Author: Jamie Kohler

Tsunami Up Close and Personal – Bande Ache, Sumatra, Indonesia

Tsunami Up Close and Personal
Bande Ache, Sumatra, Indonesia

The earth shook with the smell of sulfur and the cries of those caught in the path.

The fires began.

Bodies burned, voices cried out for loved ones and then the water. Lives forever changed. Children torn from parents arms. Arms and legs ripped from bodies, lungs filled with suffocating mud. Legs running for shelter, family, hope.

Their collective passing brought the world to attention. Individuals, countries, communities reached out.

Girl at the Hospital
Girl at the Hospital
Some with finances, some with prayer and others with personal sacrifice.

20,000, 80,000, 120,000, 230,000 dead or missing. No one really knows. Will we ever know? The worst natural disaster in the history of the world.

5 weeks later and bodies were still being pulled from the mud and debris. These grim discoveries continue today.

We only met the survivors.

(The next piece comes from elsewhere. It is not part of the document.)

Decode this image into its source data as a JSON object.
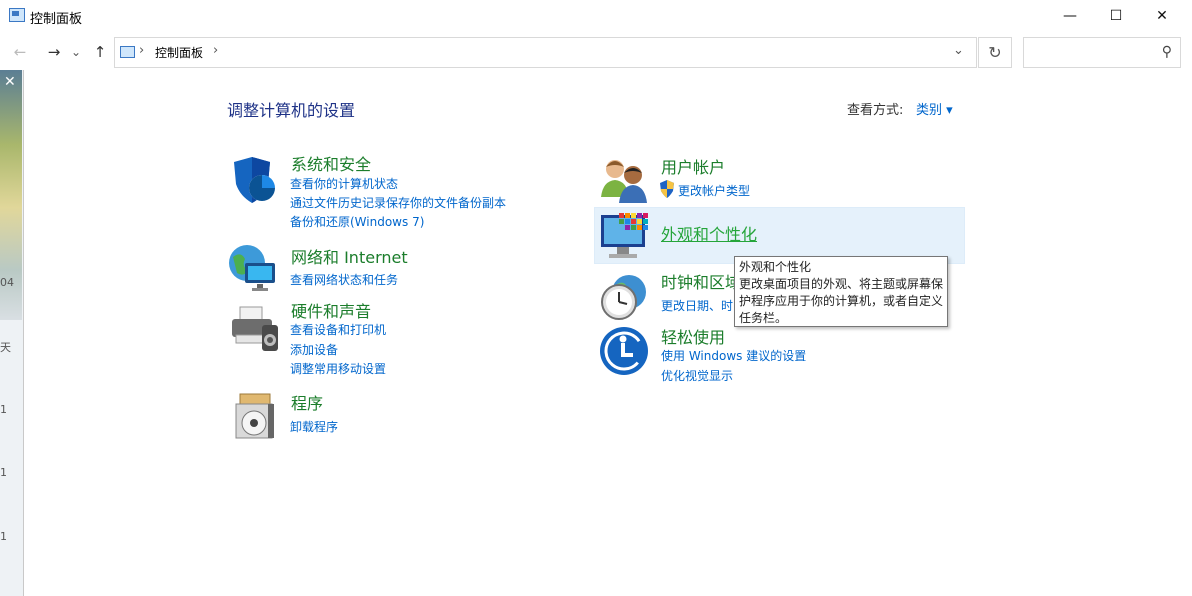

We helped them to breathe; infused their veins with powerful antibiotics; removed their tumors, and limbs; released their contractures; set their fractures; even treated their worms.

We listened to their stories: how they clung to trees, threatened by snakes and alligators; inhaled the brackish waters; dug out of the rubble; and found their best friends and families in piles of the dead.

Patients on Flight Deck
Patients on Flight Deck
We met their parents, siblings, aunts and uncles. In some cases all that was left of family. Their losses almost too much to bear: children ripped from arms; whole families gone; people returning with tents to their devastated land, close to the water, because for generations, home had always been there.

And we saw the beginnings of healing, of hope. In the wards the patients and their families cared for each other; fed and bathed each other; prayed together, five times a day, each time in clean hospital scrubs. They drew pictures, played cards, played guitar and sang.

Fractured lives starting anew.

The art told us much. From the little town of Lamno, south of Banda Aceh, a child’s drawing of water, boats and ocean says: “Our world before the tsunami. It is gone now.” And the 15-year-old artist’s sketch of herself, before finding her best friend, dead in the rubble, “Where is my family? Help me please.”

Crushed Car
Crushed Car
Cared for, they show their love and gratitude through art. “I love nurses USA. Thank you. People Aceh.” On a T-shirt: “Mercy, thank you all!” as they left the ship to return to what was left of “home”.

A people in chaos, infrastructure lost, roads gone, hospitals buried.

A proud people, these Acehinese, determined to recover.

And an Indonesian government determined to help them regain their dignity, asking us all to leave soon, so they can take over, rebuild this people’s country.

They are survivors.

Lives were not lost in vain; no one will ever be the same again. Life will not be the same.